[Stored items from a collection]

━━━━━━━━━━━━━━━━

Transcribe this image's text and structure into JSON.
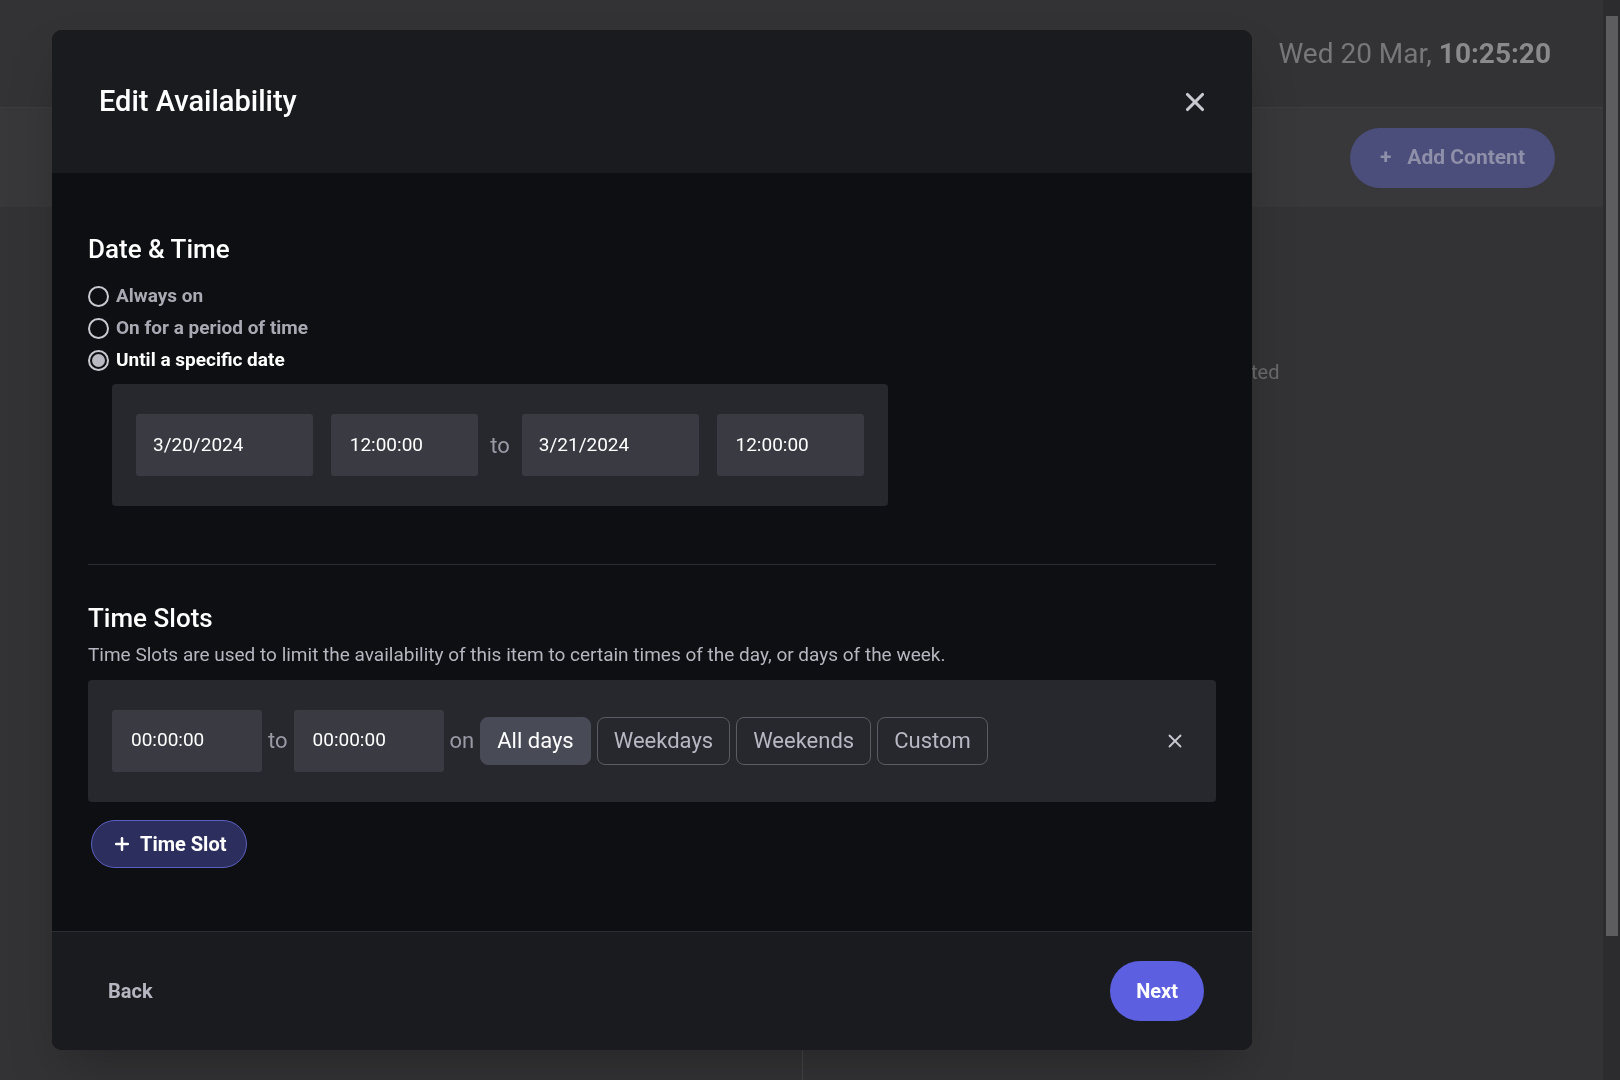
{
  "background": {
    "clock_date": "Wed 20 Mar,",
    "clock_time": "10:25:20",
    "add_button": {
      "icon": "+",
      "label": "Add Content"
    },
    "partial_text": "ted"
  },
  "dialog": {
    "title": "Edit Availability",
    "date_time": {
      "heading": "Date & Time",
      "options": [
        {
          "label": "Always on",
          "selected": false
        },
        {
          "label": "On for a period of time",
          "selected": false
        },
        {
          "label": "Until a specific date",
          "selected": true
        }
      ],
      "start_date": "3/20/2024",
      "start_time": "12:00:00",
      "separator": "to",
      "end_date": "3/21/2024",
      "end_time": "12:00:00"
    },
    "time_slots": {
      "heading": "Time Slots",
      "description": "Time Slots are used to limit the availability of this item to certain times of the day, or days of the week.",
      "slots": [
        {
          "from": "00:00:00",
          "separator": "to",
          "to": "00:00:00",
          "on_label": "on",
          "days": [
            {
              "label": "All days",
              "selected": true
            },
            {
              "label": "Weekdays",
              "selected": false
            },
            {
              "label": "Weekends",
              "selected": false
            },
            {
              "label": "Custom",
              "selected": false
            }
          ]
        }
      ],
      "add_button": {
        "label": "Time Slot"
      }
    },
    "footer": {
      "back": "Back",
      "next": "Next"
    }
  }
}
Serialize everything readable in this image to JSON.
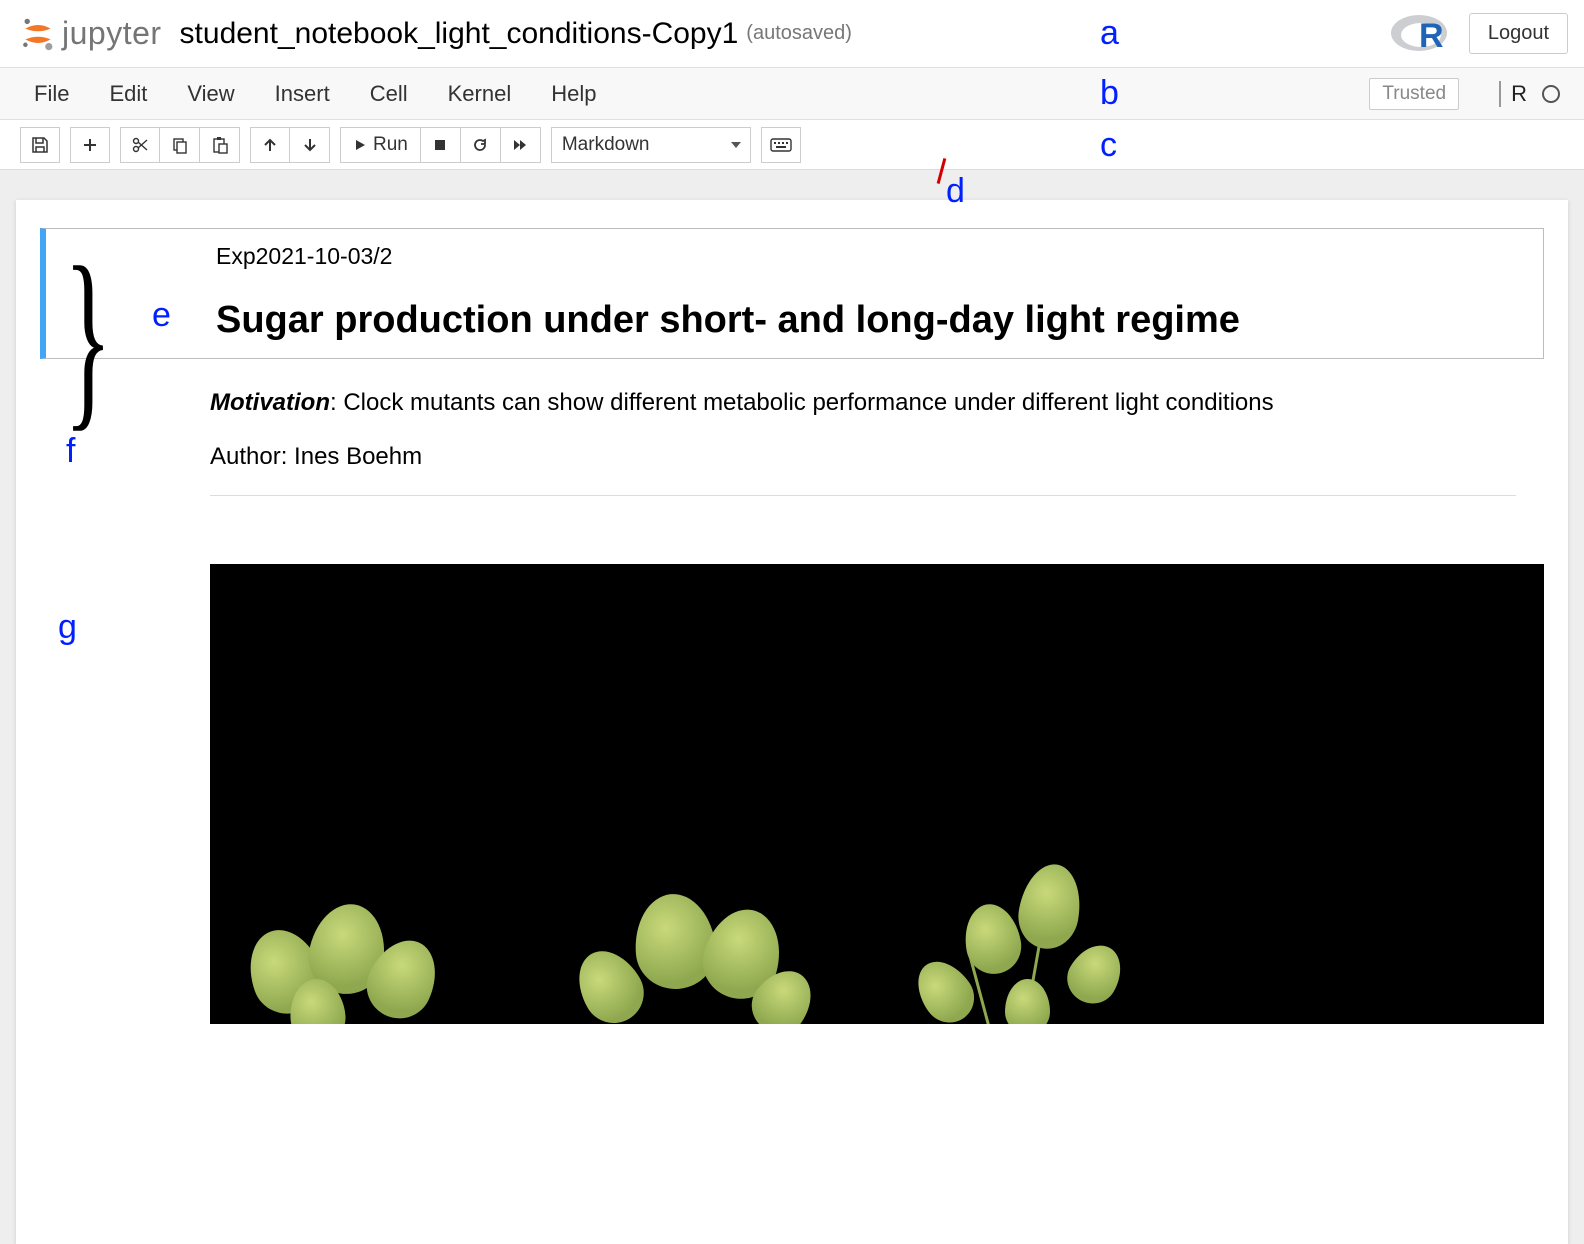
{
  "header": {
    "jupyter_word": "jupyter",
    "notebook_title": "student_notebook_light_conditions-Copy1",
    "autosaved": "(autosaved)",
    "logout": "Logout"
  },
  "menubar": {
    "items": [
      "File",
      "Edit",
      "View",
      "Insert",
      "Cell",
      "Kernel",
      "Help"
    ],
    "trusted": "Trusted",
    "kernel_name": "R"
  },
  "toolbar": {
    "run_label": "Run",
    "cell_type": "Markdown"
  },
  "notebook": {
    "cell1": {
      "exp_id": "Exp2021-10-03/2",
      "title": "Sugar production under short- and long-day light regime"
    },
    "cell2": {
      "motivation_label": "Motivation",
      "motivation_text": ": Clock mutants can show different metabolic performance under different light conditions",
      "author": "Author: Ines Boehm"
    }
  },
  "annotations": {
    "a": "a",
    "b": "b",
    "c": "c",
    "d": "d",
    "e": "e",
    "f": "f",
    "g": "g"
  }
}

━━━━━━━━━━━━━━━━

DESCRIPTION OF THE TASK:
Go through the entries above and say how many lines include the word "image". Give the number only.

RESULT OF THE EXERCISE:
2